Cleansing the sin of the innocent
The release of Persona 2: Innocent Sin here on our shores is something rather meaningful to me. I was introduced to the original Persona back in 1997—at a point before the game’s North American release—and from the moment I played it, everything about the experience completely enthralled me. It introduced me to concepts and narratives I’d never expected from videogames before, and I was hooked.
Until now, every chapter of the Persona series—from major iterations to reworkings and revisions—has been released here in the U.S. Every chapter, that is, except Innocent Sin. During the heyday of its original home—the PlayStation 1—it wasn’t deemed acceptable for release here, so instead we were only ever given its second half, Persona 2: Eternal Punishment. Innocent Sin was the Persona game lost to the West, and for many of us, we expected that to always be the case.
Thankfully, times have changed. Sony’s PSP has offered the series a second chance via updated versions of the original PS1 releases, and Innocent Sin will finally have the official English-language debut it’s waited nearly 12 years for. The question now, however, is if that debut’s come too late.
Even with the work Atlus has put into updating and upgrading the original Innocent Sin into what it now exists as on the PSP, this still feels like a Japanese RPG from an era now long gone. This is especially true if you’re someone who’s come to the Persona series via its third and fourth chapters, where the ultra-hardcore nature of the series has given way to friendlier dungeon-crawling and a far deeper integration of social elements.
Persona 2: Innocent Sin is hard—not always due to simple difficulty, but also due to what it expects from players. The single biggest complaint about the game is its random battle-encounter rate, something which—even in this remake—still comes in rather high. The problem is that this encounter rate’s coupled with dungeons that often require a lot of exploration and backtracking; when you’re simply trying to find a character, item, or path, and your search is constantly interrupted by demon encounters, the whole experience can feel utterly obnoxious. It’s a frustration that used to be the norm in the earlier days of RPGs, but it’s something that now is seldom tolerated—and often reviled.
There’s another “problem”, if you will—demon negotiations.
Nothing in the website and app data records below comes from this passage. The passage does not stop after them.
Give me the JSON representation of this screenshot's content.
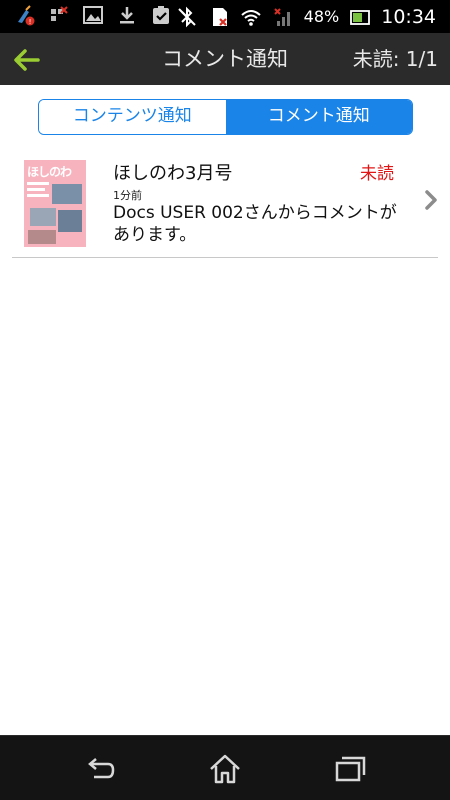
{
  "status_bar": {
    "battery_percent": "48%",
    "time": "10:34"
  },
  "action_bar": {
    "title": "コメント通知",
    "unread_label": "未読: 1/1"
  },
  "tabs": [
    {
      "label": "コンテンツ通知",
      "active": false
    },
    {
      "label": "コメント通知",
      "active": true
    }
  ],
  "notification": {
    "thumbnail_text": "ほしのわ",
    "title": "ほしのわ3月号",
    "status": "未読",
    "time": "1分前",
    "message": "Docs USER 002さんからコメントがあります。"
  },
  "colors": {
    "accent": "#1a84e8",
    "unread": "#e01515",
    "back_arrow": "#9acd32",
    "thumbnail_bg": "#f7b4bf"
  }
}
A concept totally foreign to the current generation of Persona, being pulled into battle with demons doesn’t always have to mean combat; you can instead converse with them in order to make pacts, receive money, or be given ever-needed tarot card (used to create bigger and badder Persona allies). It’s an interesting concept, yet one that—for those not used to it—can come off as overly long and drawn-out.
And yet, if you dig deeper, you’ll find that Persona 2: Innocent Sin is a genuinely wonderful game. You’ll hear those complaints levied against the game—and they’re completely legitimate—but IS is enjoyable despite those factors, not terrible because of them. True to every Persona title, the characters here are believable, interesting, and appealing, and the tale in which they find themselves unwilling players is always satisfying. If you pass on IS due to its low moments, you’ll miss out on highs such as the game’s rumor system—a totally novel (yet never fully utilized) gameplay concept where the player can change and otherwise affect various elements of the game by the dissemination of rumors.
It’s easy to criticize games simply because they’re old, demanding that they compare to newer titles that come from completely different schools and generations of game design. Persona 2: Innocent Sin looks and feels like an RPG birthed in 1999, and nothing Atlus has done in this updated release has changed that in any game-altering way. If you allow yourself to get past its out-of-date tendencies, however, you’ll find it’s also a role-playing game that’s still as captivating and compelling as ever.
SUMMARY: Has moments when it feels like a relic of a forgotten era, but its high points more than make up for its lows.
- THE GOOD: A top-notch storyline and cast of characters
- THE BAD: Encounter rate can be very frustrating
- THE UGLY: Forcing our children to attend demon-filled schools